=== DATA TO USE ===

╔══

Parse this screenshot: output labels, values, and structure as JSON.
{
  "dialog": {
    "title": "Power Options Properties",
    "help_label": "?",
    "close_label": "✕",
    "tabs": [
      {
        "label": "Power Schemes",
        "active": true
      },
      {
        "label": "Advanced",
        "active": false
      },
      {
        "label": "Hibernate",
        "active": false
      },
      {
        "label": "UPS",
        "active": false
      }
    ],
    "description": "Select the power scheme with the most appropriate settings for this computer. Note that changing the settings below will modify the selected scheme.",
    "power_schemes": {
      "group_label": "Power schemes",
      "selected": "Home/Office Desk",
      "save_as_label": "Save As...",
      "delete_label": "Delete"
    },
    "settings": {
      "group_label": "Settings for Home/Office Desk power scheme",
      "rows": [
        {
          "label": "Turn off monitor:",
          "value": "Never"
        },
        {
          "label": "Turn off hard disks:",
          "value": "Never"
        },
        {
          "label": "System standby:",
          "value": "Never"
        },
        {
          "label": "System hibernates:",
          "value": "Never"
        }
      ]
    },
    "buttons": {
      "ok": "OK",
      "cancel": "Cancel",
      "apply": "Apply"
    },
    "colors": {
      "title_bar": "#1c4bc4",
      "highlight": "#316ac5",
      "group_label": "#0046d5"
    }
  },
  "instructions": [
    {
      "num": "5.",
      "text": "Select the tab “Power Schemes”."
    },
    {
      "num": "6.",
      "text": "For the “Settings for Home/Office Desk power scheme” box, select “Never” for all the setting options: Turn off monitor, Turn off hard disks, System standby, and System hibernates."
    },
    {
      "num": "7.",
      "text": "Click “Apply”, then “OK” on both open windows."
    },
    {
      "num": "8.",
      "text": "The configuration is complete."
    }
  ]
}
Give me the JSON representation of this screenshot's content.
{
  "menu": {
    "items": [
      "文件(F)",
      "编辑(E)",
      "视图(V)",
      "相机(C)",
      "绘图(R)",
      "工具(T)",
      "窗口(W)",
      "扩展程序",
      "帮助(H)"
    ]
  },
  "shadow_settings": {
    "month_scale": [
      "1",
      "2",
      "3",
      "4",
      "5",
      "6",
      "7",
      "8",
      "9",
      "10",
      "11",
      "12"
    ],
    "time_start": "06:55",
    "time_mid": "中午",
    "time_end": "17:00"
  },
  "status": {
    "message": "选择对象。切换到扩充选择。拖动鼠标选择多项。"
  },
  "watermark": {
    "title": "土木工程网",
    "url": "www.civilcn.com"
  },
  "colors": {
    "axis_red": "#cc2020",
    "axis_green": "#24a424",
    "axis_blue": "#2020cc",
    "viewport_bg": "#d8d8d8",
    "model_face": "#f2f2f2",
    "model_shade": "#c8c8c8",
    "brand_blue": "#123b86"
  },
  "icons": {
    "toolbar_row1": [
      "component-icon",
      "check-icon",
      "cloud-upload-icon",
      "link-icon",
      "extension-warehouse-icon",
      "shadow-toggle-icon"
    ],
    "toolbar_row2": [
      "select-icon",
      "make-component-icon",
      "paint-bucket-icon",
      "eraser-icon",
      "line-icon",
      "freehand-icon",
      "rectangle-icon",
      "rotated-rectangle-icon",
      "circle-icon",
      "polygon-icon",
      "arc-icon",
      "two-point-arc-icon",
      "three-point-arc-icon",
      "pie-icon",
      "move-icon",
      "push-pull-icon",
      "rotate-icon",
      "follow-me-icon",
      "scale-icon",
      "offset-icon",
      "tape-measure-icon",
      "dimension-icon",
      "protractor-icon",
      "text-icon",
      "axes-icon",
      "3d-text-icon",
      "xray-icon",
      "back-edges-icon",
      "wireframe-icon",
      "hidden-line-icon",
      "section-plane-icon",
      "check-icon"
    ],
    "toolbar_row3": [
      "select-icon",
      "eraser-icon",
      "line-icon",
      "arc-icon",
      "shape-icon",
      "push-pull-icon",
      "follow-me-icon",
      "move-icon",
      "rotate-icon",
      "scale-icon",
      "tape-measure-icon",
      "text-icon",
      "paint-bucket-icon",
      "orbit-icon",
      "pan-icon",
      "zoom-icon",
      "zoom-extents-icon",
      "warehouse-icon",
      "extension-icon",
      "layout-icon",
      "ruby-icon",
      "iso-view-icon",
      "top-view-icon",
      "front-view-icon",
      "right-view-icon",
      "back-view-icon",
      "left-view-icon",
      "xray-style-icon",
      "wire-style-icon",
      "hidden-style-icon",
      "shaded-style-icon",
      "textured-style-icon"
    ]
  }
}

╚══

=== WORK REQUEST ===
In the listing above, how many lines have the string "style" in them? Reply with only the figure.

=== WRITTEN SOLUTION ===
5